By the fourth day we had a fairly steady routine. We would drive until we found a placid, undead-free location. Then one of us would try and get sleep while the other two kept lookout and kept eachother awake. After about four hours we would notice ten or twelve zombi closing in on us. At that point we would switch drivers quickly, and find a new location.
We were out there for five days before Joey died. He had to piss in the woods, we told him not to, we told him to piss in a bottle like Aaron and I did, but the fuck never listened. He was too uptight about things like that. He couldn’t go if anybody else could see or hear him. We heard the screams, and I moved the car slightly and turned on the headlights. Joey was covered in them. I wanted to help him, I wanted to kill every last one of them, but I knew I couldn’t. Aaron knew too.
On the sixth day in the car, the eleventh day of the outbreak, we were running low on gas. We didn’t want to leave the car, but we had no choice. There was an abandoned Honda Civic on the side of the road. We had nothing to defend ourselves with, but we knew that searching the car and siphoning gas were the only way we could survive. I chose to inspect the Civic while Aaron watched the surroundings from our Jetta. I quickly syphoned the gas from the car, and found it to be nearly full. I asked Aaron if there were ‘any’ in sight, and he said we had time to look through the car. I found a baseball bat, a number of AA batteries, an ipod that we thought might be useful at some point and a flashlight.
We drove through rural Minnesota, driving south on 35 and driving a few miles on each exit looking for cars to loot. Usually we didn’t find much, but every now and then we would find some food or an ad-hoc melee weapon. We would drive one or two exits south each day. By the fifteenth day of the infection, the tenth day we had spent in the car we were about to hit Iowa. That was the day we met Jess.
Jess was sleeping in a Prius we were about to loot. When we pulled over she jumped up and looked frightened. After a few seconds she regained her perspective and asked us who we were. We told her. She was blonde and wore torn jeans and a dirty white shirt. We invited her to join us. We knew she would die out here alone, and I think the thought of having a good looking blonde in the car would boost both of our morale.

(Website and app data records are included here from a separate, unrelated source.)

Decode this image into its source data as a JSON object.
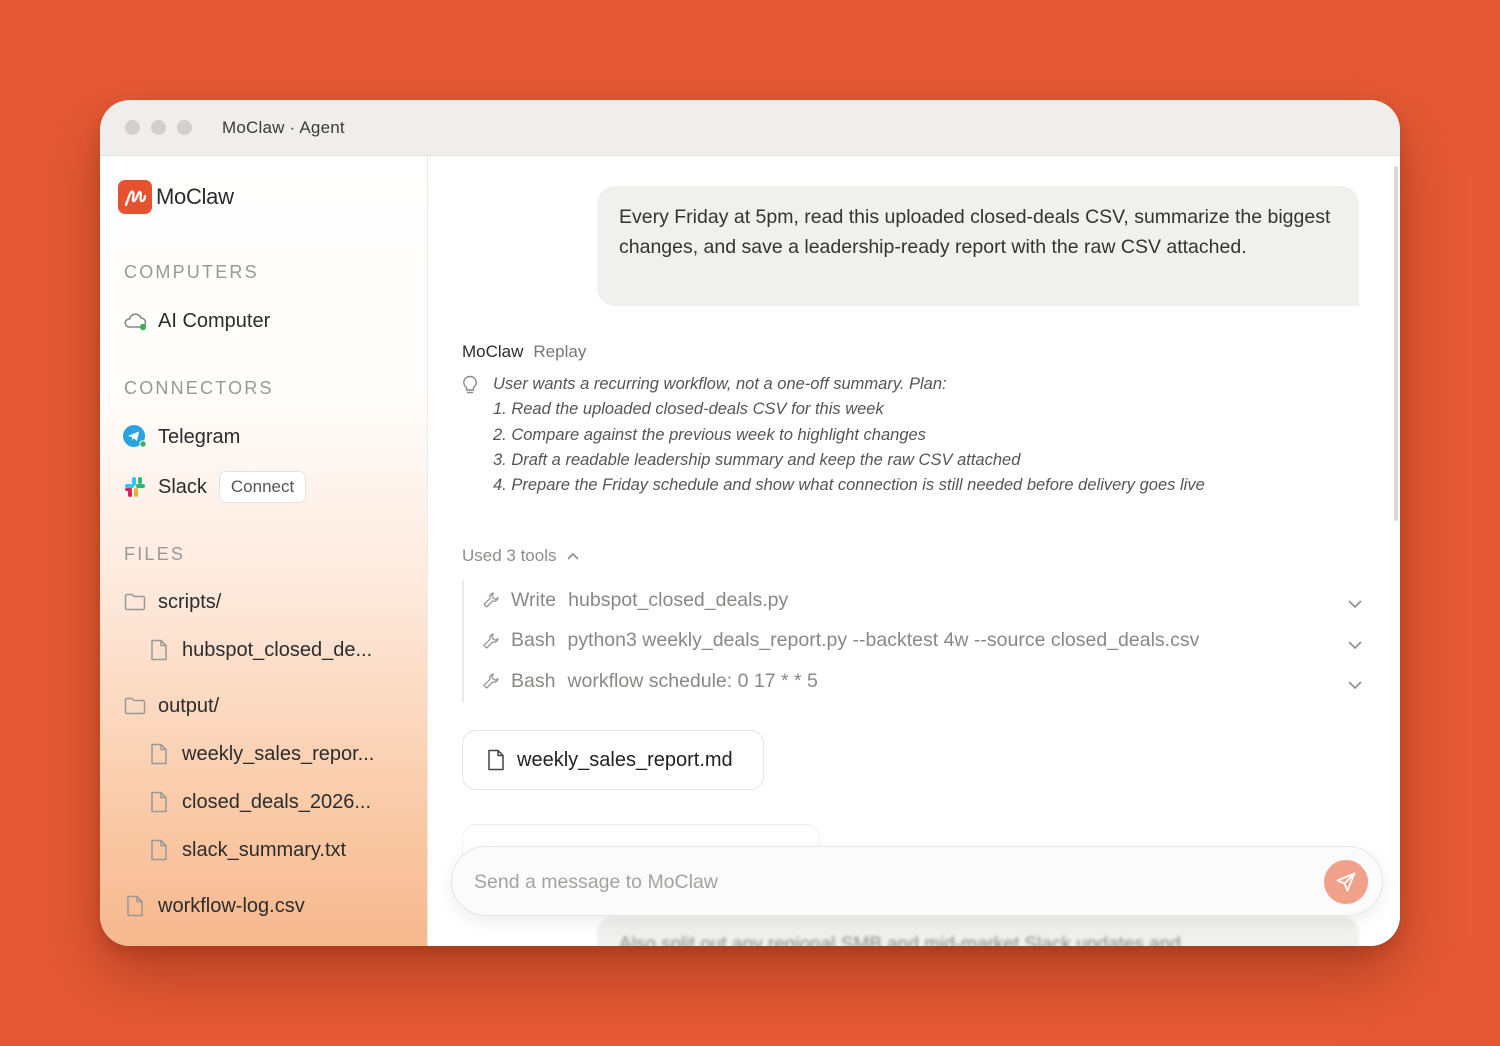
{
  "window": {
    "title": "MoClaw · Agent"
  },
  "brand": {
    "name": "MoClaw",
    "accent": "#e5522f"
  },
  "sidebar": {
    "computers_label": "COMPUTERS",
    "computers": [
      {
        "label": "AI Computer",
        "icon": "cloud-icon",
        "status": "online"
      }
    ],
    "connectors_label": "CONNECTORS",
    "connectors": [
      {
        "label": "Telegram",
        "icon": "telegram-icon",
        "status": "connected"
      },
      {
        "label": "Slack",
        "icon": "slack-icon",
        "action": "Connect"
      }
    ],
    "files_label": "FILES",
    "files": [
      {
        "label": "scripts/",
        "type": "folder"
      },
      {
        "label": "hubspot_closed_de...",
        "type": "file"
      },
      {
        "label": "output/",
        "type": "folder"
      },
      {
        "label": "weekly_sales_repor...",
        "type": "file"
      },
      {
        "label": "closed_deals_2026...",
        "type": "file"
      },
      {
        "label": "slack_summary.txt",
        "type": "file"
      },
      {
        "label": "workflow-log.csv",
        "type": "file"
      }
    ]
  },
  "chat": {
    "user_message": "Every Friday at 5pm, read this uploaded closed-deals CSV, summarize the biggest changes, and save a leadership-ready report with the raw CSV attached.",
    "agent_name": "MoClaw",
    "agent_action": "Replay",
    "thought": {
      "intro": "User wants a recurring workflow, not a one-off summary. Plan:",
      "steps": [
        "1. Read the uploaded closed-deals CSV for this week",
        "2. Compare against the previous week to highlight changes",
        "3. Draft a readable leadership summary and keep the raw CSV attached",
        "4. Prepare the Friday schedule and show what connection is still needed before delivery goes live"
      ]
    },
    "tools_summary": "Used 3 tools",
    "tools": [
      {
        "verb": "Write",
        "detail": "hubspot_closed_deals.py"
      },
      {
        "verb": "Bash",
        "detail": "python3 weekly_deals_report.py --backtest 4w --source closed_deals.csv"
      },
      {
        "verb": "Bash",
        "detail": "workflow schedule: 0 17 * * 5"
      }
    ],
    "attachment": "weekly_sales_report.md",
    "next_message_partial": "Also split out any regional SMB and mid-market Slack updates and"
  },
  "composer": {
    "placeholder": "Send a message to MoClaw",
    "value": ""
  },
  "colors": {
    "background": "#e55a34",
    "send_button": "#f1a08a"
  }
}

Awoke with too much detail and too much emotion. I never dream in details, just deal in generalities.